A Woman’s diet during pregnancy is very important, especially when it comes to cholesterol.
It’s always wonderful when our infertility patients become pregnant. Like all mothers to be, they want to know what they should do to take care of their precious pregnancy, and diet is often a first concern. Many women ask me if they have to watch what they eat, now that their diet is a factor in two lives.
The answer is yes, as a general principle in a healthy pregnancy. But women with high cholesterol levels should be particularly careful about what they eat during pregnancy. At Reproductive Science Center we check cholesterol panels on all women over 40 years old and in women with polycystic ovary syndrome (PCOS) and obesity, as cholesterol levels are usually higher among these groups of women. High cholesterol can run in families and can be elevated even in otherwise healthy women.
We know that lipid (fat) levels increase during pregnancy, so if you have high levels lipids (cholesterol is a type of lipid) before you conceive, be very careful when you become pregnant. Doctors are just beginning to understand the associations between lipid levels and pregnancy outcomes.
High levels of triglycerides, which are another type of lipid found in the blood, appear to double the risk of gestational diabetes and preeclampsia in pregnant women. These conditions are dangerous for both mother and child. This appears to be independent of body mass index, meaning this increased risk is not due to obesity.
Presently, medications to combat high triglyceride levels are usually not used during pregnancy, so diet and exercise are the mainstay of treatment. Reducing your triglycerides prior to pregnancy seems to be the best medicine.
How can you reduce triglyceride levels?
- Reduce the amount of trans fats and saturated fats you consume (butter, oil, etc.)
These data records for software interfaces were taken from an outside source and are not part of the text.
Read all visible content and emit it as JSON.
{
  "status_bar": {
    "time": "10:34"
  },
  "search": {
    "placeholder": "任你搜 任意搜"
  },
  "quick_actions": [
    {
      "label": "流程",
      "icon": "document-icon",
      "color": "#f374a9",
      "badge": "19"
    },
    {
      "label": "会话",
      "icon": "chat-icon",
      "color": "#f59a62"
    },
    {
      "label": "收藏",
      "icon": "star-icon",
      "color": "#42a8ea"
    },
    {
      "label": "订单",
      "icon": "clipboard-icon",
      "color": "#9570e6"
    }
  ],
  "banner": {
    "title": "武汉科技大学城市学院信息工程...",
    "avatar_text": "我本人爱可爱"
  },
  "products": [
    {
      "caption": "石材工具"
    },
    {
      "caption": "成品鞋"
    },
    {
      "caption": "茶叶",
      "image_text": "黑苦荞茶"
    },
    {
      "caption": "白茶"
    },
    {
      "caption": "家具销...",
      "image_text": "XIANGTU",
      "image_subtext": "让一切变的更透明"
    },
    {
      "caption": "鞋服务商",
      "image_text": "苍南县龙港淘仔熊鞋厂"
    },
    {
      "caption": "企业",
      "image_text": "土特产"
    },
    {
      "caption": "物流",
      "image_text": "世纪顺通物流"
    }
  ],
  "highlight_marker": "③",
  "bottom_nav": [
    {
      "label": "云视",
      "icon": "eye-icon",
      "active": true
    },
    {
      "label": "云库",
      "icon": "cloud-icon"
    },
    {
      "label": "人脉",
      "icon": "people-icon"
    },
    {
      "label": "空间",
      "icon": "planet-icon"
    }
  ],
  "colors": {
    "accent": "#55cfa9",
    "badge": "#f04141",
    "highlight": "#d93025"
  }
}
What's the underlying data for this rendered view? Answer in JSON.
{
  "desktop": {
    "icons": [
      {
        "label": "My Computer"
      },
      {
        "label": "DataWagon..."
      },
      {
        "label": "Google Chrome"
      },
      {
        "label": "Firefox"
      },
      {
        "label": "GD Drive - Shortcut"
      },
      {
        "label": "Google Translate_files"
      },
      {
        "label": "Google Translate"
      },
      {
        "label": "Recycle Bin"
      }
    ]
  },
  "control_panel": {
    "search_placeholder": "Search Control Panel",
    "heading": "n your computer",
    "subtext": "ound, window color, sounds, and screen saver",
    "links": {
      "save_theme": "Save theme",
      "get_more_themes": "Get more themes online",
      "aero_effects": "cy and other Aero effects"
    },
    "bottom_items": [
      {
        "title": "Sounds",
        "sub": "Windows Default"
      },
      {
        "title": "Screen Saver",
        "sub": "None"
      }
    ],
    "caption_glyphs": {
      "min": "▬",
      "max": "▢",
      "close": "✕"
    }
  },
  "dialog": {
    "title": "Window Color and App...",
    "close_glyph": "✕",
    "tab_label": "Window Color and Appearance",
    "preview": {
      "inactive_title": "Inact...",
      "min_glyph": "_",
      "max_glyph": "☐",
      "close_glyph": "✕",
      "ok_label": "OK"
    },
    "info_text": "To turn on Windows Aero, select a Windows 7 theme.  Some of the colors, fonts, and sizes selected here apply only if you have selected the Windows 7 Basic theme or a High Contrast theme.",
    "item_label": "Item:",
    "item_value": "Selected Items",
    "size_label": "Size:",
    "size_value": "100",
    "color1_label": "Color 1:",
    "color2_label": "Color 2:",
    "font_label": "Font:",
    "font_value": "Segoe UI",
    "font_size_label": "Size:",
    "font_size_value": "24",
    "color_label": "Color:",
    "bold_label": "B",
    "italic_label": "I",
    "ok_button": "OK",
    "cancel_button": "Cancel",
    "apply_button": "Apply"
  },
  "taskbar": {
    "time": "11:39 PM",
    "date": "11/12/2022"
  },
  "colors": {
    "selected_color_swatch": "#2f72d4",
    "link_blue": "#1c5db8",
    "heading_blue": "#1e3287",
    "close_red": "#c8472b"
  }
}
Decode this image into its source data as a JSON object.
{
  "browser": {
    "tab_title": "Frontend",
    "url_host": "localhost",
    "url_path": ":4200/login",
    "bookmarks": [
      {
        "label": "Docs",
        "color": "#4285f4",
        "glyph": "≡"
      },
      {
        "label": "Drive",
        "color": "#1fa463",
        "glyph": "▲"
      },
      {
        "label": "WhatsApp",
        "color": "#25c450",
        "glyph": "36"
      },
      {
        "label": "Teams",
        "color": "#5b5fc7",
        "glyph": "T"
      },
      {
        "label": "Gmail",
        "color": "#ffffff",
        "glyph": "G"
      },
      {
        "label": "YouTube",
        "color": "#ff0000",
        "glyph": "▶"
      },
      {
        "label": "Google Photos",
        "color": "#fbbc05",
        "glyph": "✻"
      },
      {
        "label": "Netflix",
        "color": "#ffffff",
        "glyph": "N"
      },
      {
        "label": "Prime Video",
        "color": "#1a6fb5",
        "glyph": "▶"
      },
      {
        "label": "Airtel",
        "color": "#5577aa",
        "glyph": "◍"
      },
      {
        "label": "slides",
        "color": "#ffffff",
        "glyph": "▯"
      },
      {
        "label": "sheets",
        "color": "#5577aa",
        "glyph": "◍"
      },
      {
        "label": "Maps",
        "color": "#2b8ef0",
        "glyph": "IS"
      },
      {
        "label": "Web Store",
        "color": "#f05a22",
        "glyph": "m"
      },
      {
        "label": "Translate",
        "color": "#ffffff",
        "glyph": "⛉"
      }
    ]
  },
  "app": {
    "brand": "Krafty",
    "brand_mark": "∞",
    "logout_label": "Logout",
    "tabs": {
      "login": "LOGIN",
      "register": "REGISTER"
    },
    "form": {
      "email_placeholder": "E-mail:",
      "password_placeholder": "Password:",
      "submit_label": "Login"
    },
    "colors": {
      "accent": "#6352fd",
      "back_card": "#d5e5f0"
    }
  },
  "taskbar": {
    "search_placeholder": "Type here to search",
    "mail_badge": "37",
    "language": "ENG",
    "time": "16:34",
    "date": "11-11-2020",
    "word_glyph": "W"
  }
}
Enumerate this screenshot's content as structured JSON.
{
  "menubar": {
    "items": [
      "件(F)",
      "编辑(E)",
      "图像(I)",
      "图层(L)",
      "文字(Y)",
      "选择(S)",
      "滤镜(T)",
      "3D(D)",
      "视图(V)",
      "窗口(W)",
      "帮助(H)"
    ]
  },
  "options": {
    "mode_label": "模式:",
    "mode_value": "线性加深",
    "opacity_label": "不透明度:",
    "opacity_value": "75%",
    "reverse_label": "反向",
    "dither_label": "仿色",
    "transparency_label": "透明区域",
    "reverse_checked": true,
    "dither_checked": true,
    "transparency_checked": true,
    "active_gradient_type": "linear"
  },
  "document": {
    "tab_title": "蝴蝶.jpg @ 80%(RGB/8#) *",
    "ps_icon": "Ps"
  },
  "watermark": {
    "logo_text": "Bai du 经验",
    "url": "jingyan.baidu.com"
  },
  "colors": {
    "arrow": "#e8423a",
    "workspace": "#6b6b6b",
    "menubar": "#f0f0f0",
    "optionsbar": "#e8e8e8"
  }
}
- Eat foods with less sugar
- Choose whole grain foods
- Exercise at least 30 minutes daily
- Limit alcoholic beverages.